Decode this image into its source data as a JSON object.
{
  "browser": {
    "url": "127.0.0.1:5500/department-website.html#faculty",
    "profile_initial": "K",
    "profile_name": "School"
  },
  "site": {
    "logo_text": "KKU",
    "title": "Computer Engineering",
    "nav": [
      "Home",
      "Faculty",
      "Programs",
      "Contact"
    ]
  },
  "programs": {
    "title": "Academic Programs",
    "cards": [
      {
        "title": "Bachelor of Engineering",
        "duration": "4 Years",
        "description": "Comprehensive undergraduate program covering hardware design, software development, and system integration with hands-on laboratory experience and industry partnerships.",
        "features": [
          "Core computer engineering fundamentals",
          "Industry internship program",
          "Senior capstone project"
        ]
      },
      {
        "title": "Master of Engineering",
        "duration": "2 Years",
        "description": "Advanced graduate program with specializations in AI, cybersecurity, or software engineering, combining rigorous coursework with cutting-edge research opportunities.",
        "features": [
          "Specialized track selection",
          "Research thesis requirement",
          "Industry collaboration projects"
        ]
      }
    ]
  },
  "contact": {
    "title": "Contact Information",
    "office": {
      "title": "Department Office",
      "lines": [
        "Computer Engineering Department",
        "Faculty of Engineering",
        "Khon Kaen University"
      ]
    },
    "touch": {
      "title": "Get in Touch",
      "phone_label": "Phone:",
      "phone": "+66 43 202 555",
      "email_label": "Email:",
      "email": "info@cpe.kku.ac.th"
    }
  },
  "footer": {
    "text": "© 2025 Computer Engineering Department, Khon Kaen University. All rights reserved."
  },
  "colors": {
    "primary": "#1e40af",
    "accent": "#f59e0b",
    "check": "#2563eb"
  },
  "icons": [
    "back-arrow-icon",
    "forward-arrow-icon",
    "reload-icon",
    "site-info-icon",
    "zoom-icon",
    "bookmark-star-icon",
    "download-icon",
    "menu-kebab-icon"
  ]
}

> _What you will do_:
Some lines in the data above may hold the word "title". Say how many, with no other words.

> _Result of this exercise_:
7